* **DATA RECORDS**

Start of Block

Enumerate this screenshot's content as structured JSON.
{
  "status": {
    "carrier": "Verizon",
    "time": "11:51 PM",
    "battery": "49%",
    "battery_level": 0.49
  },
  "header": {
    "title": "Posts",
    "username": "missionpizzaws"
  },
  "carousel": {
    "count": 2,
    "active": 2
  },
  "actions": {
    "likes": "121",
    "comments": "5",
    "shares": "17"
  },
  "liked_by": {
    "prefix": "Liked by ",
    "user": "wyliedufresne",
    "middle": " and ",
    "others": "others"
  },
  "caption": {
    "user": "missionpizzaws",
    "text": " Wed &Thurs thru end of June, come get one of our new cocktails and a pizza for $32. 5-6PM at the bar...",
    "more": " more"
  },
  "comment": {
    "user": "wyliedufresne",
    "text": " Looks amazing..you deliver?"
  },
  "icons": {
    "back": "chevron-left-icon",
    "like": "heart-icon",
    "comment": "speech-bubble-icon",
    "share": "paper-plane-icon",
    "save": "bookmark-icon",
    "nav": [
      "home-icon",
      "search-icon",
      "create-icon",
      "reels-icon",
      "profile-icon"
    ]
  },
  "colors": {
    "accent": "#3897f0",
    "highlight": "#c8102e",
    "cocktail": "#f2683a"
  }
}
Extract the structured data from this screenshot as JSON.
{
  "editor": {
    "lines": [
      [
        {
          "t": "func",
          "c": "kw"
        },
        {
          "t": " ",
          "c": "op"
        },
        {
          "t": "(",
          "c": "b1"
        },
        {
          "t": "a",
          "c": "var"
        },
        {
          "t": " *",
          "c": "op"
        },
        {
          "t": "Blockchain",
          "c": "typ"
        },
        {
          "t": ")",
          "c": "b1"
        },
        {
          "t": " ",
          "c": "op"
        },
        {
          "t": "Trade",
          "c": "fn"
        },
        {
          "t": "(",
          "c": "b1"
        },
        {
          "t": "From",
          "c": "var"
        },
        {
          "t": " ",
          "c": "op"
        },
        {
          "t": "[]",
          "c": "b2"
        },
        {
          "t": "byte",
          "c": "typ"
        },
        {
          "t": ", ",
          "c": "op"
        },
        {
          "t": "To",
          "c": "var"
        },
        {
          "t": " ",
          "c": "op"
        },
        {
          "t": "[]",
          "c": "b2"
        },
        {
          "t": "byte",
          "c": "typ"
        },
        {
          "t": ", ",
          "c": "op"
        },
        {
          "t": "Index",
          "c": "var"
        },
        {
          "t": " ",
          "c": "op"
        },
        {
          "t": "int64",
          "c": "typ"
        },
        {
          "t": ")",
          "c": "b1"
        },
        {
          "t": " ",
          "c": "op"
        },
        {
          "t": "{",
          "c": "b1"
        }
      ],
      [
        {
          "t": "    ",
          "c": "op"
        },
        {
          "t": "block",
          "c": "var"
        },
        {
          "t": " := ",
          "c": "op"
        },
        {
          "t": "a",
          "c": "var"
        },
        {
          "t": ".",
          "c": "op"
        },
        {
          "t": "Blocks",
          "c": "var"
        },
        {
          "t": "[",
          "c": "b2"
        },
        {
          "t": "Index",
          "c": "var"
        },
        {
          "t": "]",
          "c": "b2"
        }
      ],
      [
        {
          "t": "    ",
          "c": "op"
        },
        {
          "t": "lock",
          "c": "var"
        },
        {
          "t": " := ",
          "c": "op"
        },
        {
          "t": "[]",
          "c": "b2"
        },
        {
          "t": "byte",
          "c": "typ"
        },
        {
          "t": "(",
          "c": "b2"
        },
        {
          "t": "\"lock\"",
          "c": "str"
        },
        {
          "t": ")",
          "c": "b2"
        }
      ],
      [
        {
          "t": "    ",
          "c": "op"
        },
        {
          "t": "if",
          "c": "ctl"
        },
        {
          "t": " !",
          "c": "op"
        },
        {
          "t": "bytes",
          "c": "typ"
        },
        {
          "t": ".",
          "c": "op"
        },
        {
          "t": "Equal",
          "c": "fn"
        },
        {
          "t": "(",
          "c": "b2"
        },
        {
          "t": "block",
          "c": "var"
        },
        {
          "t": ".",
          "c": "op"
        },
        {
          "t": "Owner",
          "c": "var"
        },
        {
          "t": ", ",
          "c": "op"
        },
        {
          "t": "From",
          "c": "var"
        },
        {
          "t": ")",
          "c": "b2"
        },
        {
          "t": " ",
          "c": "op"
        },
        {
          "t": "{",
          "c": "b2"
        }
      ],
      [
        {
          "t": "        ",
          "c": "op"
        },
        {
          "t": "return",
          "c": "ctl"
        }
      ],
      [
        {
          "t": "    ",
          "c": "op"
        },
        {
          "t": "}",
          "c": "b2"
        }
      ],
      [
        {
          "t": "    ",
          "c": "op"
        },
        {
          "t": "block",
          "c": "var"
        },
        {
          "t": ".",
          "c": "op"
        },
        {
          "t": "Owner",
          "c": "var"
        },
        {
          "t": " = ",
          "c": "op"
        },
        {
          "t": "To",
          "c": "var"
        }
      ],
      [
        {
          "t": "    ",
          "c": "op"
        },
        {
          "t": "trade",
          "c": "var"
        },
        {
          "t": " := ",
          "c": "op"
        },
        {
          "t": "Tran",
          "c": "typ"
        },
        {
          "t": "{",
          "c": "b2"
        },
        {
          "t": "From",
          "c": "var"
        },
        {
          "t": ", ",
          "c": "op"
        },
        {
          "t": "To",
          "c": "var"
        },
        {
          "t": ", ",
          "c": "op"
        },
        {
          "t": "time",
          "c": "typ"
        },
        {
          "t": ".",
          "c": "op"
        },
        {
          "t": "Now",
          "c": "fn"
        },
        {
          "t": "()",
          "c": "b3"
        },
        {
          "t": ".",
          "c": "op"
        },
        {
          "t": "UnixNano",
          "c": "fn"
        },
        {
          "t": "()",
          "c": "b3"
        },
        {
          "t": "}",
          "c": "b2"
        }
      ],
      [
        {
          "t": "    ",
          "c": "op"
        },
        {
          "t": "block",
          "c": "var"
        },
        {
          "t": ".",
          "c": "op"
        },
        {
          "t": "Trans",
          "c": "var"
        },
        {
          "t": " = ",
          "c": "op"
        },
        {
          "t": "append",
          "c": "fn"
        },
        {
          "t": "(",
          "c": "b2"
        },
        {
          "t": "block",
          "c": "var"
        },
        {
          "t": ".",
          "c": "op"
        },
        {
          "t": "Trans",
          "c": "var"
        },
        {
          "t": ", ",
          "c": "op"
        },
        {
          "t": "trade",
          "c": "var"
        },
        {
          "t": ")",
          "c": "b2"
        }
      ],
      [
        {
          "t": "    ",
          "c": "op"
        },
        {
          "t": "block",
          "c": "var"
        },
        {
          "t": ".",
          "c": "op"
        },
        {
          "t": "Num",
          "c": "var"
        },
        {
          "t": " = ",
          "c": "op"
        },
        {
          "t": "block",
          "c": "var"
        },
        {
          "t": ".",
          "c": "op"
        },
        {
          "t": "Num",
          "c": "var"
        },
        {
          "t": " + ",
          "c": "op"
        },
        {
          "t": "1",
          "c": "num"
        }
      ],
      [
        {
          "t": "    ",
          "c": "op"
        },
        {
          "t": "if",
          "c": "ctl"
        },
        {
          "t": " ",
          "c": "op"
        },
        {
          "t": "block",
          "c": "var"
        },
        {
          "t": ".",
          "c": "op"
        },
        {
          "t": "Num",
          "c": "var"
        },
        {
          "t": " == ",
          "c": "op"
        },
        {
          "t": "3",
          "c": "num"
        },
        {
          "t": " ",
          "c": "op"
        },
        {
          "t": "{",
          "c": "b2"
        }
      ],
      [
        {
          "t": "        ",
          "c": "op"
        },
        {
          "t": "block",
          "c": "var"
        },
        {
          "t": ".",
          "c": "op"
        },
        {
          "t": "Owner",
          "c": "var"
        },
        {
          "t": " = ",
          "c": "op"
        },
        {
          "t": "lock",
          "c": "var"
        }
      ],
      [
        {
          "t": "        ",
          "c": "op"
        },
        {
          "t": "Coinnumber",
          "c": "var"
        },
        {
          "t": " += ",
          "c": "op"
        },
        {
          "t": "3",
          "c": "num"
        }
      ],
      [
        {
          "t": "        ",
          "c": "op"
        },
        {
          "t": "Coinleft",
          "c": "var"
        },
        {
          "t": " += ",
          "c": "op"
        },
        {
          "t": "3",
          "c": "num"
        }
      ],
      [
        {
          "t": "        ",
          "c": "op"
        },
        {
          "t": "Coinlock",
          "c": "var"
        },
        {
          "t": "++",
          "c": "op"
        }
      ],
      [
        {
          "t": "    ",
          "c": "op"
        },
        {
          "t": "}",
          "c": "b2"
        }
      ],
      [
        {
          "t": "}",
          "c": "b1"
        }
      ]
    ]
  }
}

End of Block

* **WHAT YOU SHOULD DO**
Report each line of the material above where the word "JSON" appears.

* **ANSWER FOR THE TASK**
Enumerate this screenshot's content as structured JSON.
Extract the structured data from this screenshot as JSON.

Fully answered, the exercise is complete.